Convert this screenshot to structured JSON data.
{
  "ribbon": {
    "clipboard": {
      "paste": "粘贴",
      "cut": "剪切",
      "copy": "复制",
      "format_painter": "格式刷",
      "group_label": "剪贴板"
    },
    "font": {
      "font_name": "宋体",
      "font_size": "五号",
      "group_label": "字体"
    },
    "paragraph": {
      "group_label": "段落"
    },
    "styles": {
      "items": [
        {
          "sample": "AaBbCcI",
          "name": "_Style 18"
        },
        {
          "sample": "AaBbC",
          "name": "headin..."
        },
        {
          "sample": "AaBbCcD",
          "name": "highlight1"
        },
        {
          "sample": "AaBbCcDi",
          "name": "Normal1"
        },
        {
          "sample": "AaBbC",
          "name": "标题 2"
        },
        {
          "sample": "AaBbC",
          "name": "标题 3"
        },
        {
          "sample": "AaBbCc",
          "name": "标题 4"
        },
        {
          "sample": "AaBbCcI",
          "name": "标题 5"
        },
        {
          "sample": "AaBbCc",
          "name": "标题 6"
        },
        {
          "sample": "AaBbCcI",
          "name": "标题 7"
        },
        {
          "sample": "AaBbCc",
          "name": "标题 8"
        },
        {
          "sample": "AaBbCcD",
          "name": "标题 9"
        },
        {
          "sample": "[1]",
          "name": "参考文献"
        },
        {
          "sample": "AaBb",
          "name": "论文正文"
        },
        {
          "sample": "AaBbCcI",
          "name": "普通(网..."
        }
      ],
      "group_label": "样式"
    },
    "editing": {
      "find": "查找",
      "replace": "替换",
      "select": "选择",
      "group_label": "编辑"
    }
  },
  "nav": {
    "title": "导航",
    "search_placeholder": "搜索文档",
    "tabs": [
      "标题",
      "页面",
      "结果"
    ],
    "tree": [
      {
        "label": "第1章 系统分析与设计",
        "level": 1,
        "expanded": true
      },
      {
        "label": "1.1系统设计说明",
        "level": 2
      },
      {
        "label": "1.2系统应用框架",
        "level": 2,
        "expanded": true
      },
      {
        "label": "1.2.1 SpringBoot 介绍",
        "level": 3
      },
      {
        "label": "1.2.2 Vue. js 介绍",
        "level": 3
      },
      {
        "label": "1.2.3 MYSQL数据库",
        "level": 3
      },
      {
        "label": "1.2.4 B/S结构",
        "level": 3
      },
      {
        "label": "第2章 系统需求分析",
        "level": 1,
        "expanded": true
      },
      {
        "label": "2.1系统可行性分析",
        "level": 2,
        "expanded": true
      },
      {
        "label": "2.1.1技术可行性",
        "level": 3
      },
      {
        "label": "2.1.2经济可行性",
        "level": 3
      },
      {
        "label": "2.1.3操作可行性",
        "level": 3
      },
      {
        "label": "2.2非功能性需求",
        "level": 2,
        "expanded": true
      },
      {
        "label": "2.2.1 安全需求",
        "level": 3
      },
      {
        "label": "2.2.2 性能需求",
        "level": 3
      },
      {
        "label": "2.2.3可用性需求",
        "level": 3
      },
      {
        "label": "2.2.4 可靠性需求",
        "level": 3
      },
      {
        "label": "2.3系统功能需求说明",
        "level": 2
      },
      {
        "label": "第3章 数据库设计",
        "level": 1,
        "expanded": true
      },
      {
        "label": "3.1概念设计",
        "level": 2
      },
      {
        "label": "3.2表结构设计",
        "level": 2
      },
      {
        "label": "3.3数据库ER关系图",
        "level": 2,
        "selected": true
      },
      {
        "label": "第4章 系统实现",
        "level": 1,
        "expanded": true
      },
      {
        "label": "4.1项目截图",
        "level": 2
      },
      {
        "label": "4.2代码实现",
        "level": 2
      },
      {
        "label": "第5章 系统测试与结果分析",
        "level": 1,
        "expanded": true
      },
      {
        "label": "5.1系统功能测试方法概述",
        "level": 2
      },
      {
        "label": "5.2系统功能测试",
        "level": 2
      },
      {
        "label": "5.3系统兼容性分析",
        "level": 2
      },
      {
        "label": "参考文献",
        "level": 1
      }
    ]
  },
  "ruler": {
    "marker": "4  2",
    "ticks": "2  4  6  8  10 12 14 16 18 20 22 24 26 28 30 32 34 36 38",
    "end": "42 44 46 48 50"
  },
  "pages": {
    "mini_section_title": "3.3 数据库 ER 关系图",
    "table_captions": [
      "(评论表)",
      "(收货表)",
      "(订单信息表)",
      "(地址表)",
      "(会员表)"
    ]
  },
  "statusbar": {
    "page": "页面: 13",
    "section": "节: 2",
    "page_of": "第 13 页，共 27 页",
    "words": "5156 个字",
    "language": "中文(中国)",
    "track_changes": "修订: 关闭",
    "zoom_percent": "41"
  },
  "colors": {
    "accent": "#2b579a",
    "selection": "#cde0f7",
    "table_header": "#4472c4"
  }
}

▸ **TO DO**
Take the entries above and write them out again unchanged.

▸ **ANSWER AREA**
Convert this screenshot to structured JSON data.
{
  "ribbon": {
    "clipboard": {
      "paste": "粘贴",
      "cut": "剪切",
      "copy": "复制",
      "format_painter": "格式刷",
      "group_label": "剪贴板"
    },
    "font": {
      "font_name": "宋体",
      "font_size": "五号",
      "group_label": "字体"
    },
    "paragraph": {
      "group_label": "段落"
    },
    "styles": {
      "items": [
        {
          "sample": "AaBbCcI",
          "name": "_Style 18"
        },
        {
          "sample": "AaBbC",
          "name": "headin..."
        },
        {
          "sample": "AaBbCcD",
          "name": "highlight1"
        },
        {
          "sample": "AaBbCcDi",
          "name": "Normal1"
        },
        {
          "sample": "AaBbC",
          "name": "标题 2"
        },
        {
          "sample": "AaBbC",
          "name": "标题 3"
        },
        {
          "sample": "AaBbCc",
          "name": "标题 4"
        },
        {
          "sample": "AaBbCcI",
          "name": "标题 5"
        },
        {
          "sample": "AaBbCc",
          "name": "标题 6"
        },
        {
          "sample": "AaBbCcI",
          "name": "标题 7"
        },
        {
          "sample": "AaBbCc",
          "name": "标题 8"
        },
        {
          "sample": "AaBbCcD",
          "name": "标题 9"
        },
        {
          "sample": "[1]",
          "name": "参考文献"
        },
        {
          "sample": "AaBb",
          "name": "论文正文"
        },
        {
          "sample": "AaBbCcI",
          "name": "普通(网..."
        }
      ],
      "group_label": "样式"
    },
    "editing": {
      "find": "查找",
      "replace": "替换",
      "select": "选择",
      "group_label": "编辑"
    }
  },
  "nav": {
    "title": "导航",
    "search_placeholder": "搜索文档",
    "tabs": [
      "标题",
      "页面",
      "结果"
    ],
    "tree": [
      {
        "label": "第1章 系统分析与设计",
        "level": 1,
        "expanded": true
      },
      {
        "label": "1.1系统设计说明",
        "level": 2
      },
      {
        "label": "1.2系统应用框架",
        "level": 2,
        "expanded": true
      },
      {
        "label": "1.2.1 SpringBoot 介绍",
        "level": 3
      },
      {
        "label": "1.2.2 Vue. js 介绍",
        "level": 3
      },
      {
        "label": "1.2.3 MYSQL数据库",
        "level": 3
      },
      {
        "label": "1.2.4 B/S结构",
        "level": 3
      },
      {
        "label": "第2章 系统需求分析",
        "level": 1,
        "expanded": true
      },
      {
        "label": "2.1系统可行性分析",
        "level": 2,
        "expanded": true
      },
      {
        "label": "2.1.1技术可行性",
        "level": 3
      },
      {
        "label": "2.1.2经济可行性",
        "level": 3
      },
      {
        "label": "2.1.3操作可行性",
        "level": 3
      },
      {
        "label": "2.2非功能性需求",
        "level": 2,
        "expanded": true
      },
      {
        "label": "2.2.1 安全需求",
        "level": 3
      },
      {
        "label": "2.2.2 性能需求",
        "level": 3
      },
      {
        "label": "2.2.3可用性需求",
        "level": 3
      },
      {
        "label": "2.2.4 可靠性需求",
        "level": 3
      },
      {
        "label": "2.3系统功能需求说明",
        "level": 2
      },
      {
        "label": "第3章 数据库设计",
        "level": 1,
        "expanded": true
      },
      {
        "label": "3.1概念设计",
        "level": 2
      },
      {
        "label": "3.2表结构设计",
        "level": 2
      },
      {
        "label": "3.3数据库ER关系图",
        "level": 2,
        "selected": true
      },
      {
        "label": "第4章 系统实现",
        "level": 1,
        "expanded": true
      },
      {
        "label": "4.1项目截图",
        "level": 2
      },
      {
        "label": "4.2代码实现",
        "level": 2
      },
      {
        "label": "第5章 系统测试与结果分析",
        "level": 1,
        "expanded": true
      },
      {
        "label": "5.1系统功能测试方法概述",
        "level": 2
      },
      {
        "label": "5.2系统功能测试",
        "level": 2
      },
      {
        "label": "5.3系统兼容性分析",
        "level": 2
      },
      {
        "label": "参考文献",
        "level": 1
      }
    ]
  },
  "ruler": {
    "marker": "4  2",
    "ticks": "2  4  6  8  10 12 14 16 18 20 22 24 26 28 30 32 34 36 38",
    "end": "42 44 46 48 50"
  },
  "pages": {
    "mini_section_title": "3.3 数据库 ER 关系图",
    "table_captions": [
      "(评论表)",
      "(收货表)",
      "(订单信息表)",
      "(地址表)",
      "(会员表)"
    ]
  },
  "statusbar": {
    "page": "页面: 13",
    "section": "节: 2",
    "page_of": "第 13 页，共 27 页",
    "words": "5156 个字",
    "language": "中文(中国)",
    "track_changes": "修订: 关闭",
    "zoom_percent": "41"
  },
  "colors": {
    "accent": "#2b579a",
    "selection": "#cde0f7",
    "table_header": "#4472c4"
  }
}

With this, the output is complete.